**PROBLEM TO SOLVE**. Across the lines of the records below, how many have the string "accent" in them? Answer with the number alone.
------------
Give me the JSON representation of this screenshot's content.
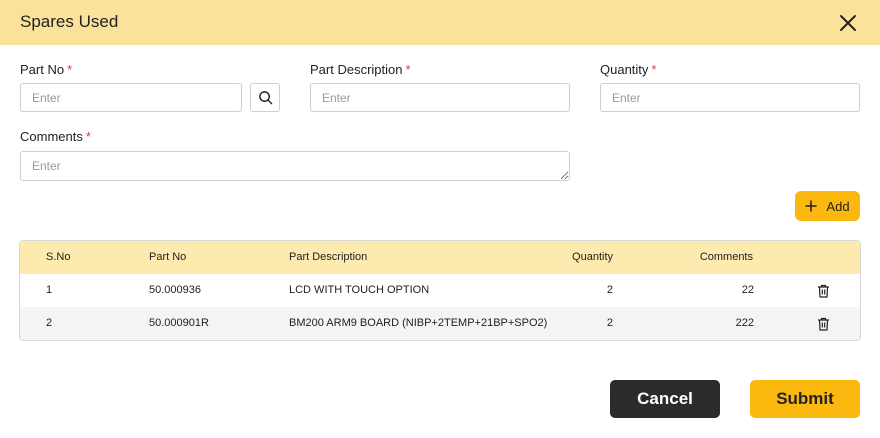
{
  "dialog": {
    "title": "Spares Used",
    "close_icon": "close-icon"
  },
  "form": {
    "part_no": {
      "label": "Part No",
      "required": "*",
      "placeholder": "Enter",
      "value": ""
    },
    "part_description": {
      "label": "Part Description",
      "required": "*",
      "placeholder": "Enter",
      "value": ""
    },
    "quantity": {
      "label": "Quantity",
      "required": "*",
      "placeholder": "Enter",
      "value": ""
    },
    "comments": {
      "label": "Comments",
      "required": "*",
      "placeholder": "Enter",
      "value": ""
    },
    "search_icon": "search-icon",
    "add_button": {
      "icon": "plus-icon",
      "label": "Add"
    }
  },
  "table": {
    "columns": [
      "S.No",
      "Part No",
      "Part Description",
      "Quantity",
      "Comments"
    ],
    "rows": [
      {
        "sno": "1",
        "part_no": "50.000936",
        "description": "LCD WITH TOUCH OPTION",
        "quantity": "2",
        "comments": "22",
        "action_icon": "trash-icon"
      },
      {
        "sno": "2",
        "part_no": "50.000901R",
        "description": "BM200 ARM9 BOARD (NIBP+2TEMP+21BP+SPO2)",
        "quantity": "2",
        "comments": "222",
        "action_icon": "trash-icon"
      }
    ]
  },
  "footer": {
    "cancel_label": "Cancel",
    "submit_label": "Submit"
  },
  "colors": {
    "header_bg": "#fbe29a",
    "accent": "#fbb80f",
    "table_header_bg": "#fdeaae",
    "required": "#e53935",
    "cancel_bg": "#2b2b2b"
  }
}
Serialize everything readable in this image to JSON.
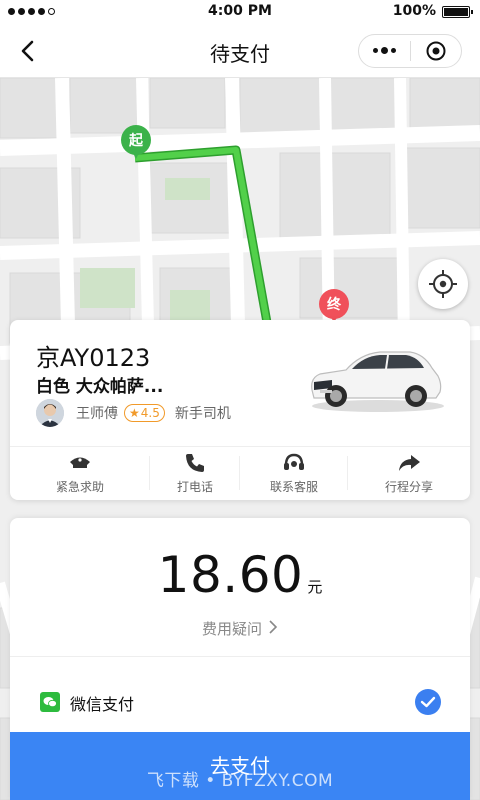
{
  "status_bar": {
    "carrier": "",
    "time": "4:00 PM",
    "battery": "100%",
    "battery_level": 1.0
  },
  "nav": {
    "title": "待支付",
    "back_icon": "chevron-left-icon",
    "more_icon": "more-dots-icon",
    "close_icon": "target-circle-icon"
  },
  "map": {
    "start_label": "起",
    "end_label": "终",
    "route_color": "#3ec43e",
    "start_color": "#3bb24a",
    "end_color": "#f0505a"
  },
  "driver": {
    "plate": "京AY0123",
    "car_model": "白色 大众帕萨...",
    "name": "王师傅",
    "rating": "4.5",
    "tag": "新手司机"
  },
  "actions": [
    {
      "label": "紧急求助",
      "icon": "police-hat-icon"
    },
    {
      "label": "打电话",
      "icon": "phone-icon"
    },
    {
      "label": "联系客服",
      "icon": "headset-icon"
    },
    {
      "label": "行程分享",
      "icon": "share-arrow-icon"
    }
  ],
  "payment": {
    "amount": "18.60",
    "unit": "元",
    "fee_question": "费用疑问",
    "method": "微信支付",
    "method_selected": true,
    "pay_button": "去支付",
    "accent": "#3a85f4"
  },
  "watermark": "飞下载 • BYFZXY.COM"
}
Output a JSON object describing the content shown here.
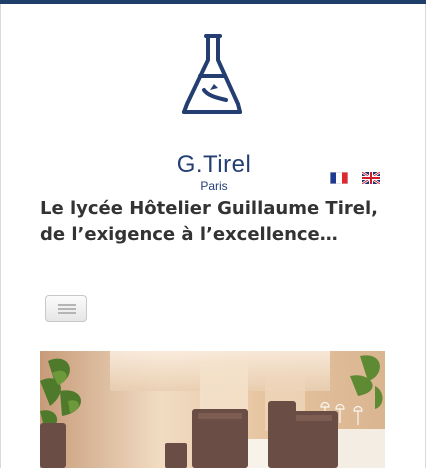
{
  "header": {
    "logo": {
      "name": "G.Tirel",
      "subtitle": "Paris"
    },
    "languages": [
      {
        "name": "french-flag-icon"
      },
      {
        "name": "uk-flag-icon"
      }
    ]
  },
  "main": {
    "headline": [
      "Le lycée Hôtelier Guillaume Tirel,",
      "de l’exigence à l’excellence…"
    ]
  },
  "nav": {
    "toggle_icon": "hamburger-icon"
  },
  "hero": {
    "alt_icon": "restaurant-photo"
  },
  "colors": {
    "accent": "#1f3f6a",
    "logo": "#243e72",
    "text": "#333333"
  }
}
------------
**RESULT**. 3